[TASK INPUT — start]
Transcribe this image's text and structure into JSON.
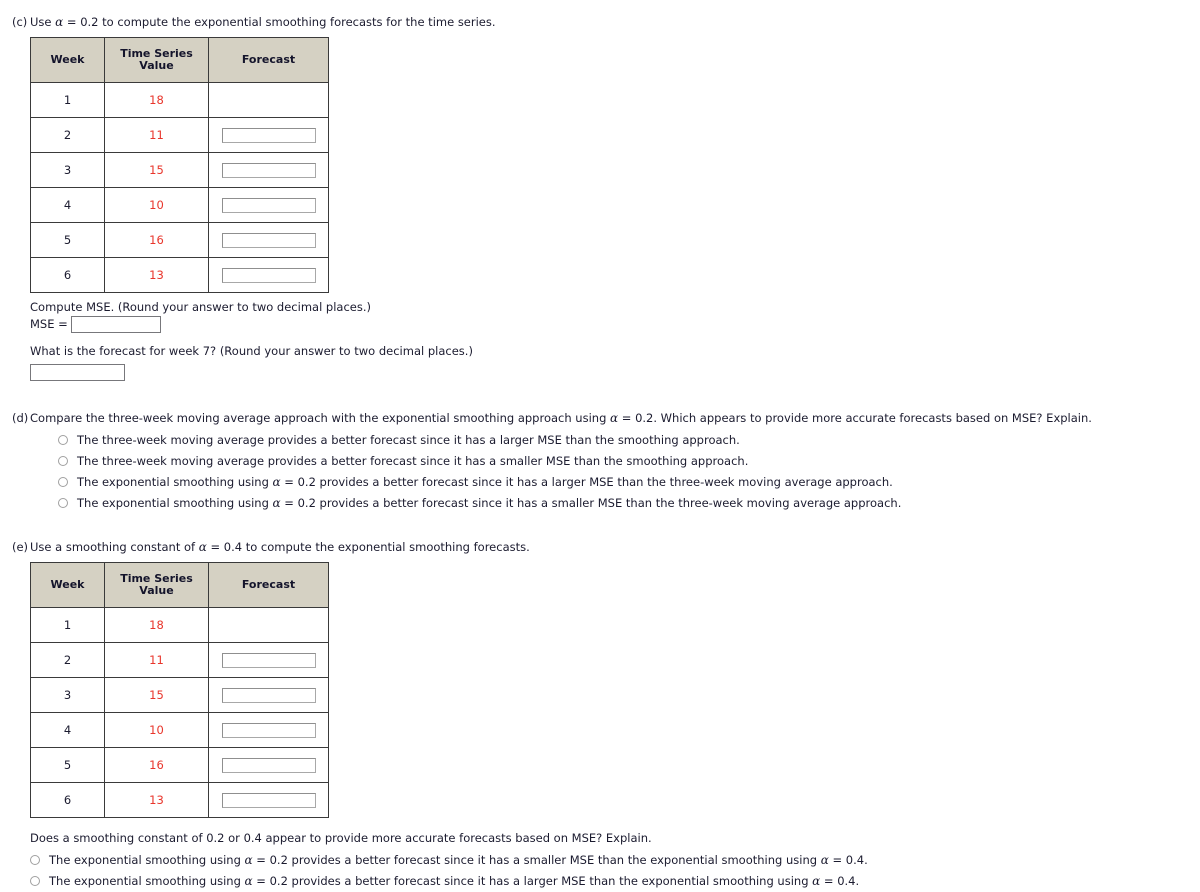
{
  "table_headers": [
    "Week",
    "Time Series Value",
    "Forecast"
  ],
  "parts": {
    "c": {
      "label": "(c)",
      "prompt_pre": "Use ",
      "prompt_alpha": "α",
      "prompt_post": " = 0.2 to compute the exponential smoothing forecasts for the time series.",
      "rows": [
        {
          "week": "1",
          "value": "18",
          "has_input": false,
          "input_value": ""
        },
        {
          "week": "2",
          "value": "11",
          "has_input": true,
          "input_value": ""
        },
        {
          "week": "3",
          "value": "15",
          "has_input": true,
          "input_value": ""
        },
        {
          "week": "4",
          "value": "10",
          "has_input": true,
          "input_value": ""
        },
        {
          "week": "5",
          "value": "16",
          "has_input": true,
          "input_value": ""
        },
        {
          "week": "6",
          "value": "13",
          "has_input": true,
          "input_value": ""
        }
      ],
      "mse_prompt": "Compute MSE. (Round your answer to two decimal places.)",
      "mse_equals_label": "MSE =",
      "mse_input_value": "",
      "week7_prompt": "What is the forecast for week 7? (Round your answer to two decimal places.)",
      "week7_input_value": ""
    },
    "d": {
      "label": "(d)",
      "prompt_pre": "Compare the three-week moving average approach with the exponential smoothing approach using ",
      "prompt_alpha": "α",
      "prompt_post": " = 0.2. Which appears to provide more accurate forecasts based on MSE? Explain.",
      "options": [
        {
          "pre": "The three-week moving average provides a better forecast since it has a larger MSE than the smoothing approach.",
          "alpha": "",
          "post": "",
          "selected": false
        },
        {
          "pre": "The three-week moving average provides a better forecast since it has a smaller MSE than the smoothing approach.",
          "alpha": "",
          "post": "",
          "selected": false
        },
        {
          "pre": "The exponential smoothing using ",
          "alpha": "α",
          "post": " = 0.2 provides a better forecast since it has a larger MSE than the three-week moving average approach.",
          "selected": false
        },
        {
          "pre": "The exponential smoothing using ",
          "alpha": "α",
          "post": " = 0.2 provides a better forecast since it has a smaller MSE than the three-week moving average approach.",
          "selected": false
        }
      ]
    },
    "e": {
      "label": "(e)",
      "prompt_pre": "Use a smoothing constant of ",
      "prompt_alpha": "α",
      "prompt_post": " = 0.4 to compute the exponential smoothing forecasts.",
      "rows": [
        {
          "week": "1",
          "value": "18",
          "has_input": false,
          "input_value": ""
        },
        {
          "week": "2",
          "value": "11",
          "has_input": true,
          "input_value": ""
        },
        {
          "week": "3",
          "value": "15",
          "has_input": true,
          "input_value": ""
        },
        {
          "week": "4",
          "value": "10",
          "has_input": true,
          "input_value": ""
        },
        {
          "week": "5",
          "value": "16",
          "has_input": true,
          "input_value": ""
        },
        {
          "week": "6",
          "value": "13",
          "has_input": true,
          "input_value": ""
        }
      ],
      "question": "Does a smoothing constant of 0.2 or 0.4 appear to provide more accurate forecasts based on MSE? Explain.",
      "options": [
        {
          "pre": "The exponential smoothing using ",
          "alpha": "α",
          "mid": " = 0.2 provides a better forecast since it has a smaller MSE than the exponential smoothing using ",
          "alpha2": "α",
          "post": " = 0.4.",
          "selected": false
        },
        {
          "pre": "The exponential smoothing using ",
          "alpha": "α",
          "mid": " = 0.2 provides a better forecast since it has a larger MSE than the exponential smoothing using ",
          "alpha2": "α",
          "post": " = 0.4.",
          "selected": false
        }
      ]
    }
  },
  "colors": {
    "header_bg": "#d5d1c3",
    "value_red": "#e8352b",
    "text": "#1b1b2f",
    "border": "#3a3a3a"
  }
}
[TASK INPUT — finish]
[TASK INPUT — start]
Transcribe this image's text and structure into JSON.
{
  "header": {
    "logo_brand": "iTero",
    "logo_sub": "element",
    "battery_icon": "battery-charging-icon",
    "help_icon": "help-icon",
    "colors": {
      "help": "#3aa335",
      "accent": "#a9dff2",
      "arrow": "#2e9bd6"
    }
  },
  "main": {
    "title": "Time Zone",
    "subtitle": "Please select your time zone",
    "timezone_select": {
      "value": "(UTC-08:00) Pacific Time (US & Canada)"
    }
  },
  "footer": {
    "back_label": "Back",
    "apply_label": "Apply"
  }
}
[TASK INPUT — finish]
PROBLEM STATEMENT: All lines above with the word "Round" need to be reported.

REPLY:
      "mse_prompt": "Compute MSE. (Round your answer to two decimal places.)",
      "week7_prompt": "What is the forecast for week 7? (Round your answer to two decimal places.)",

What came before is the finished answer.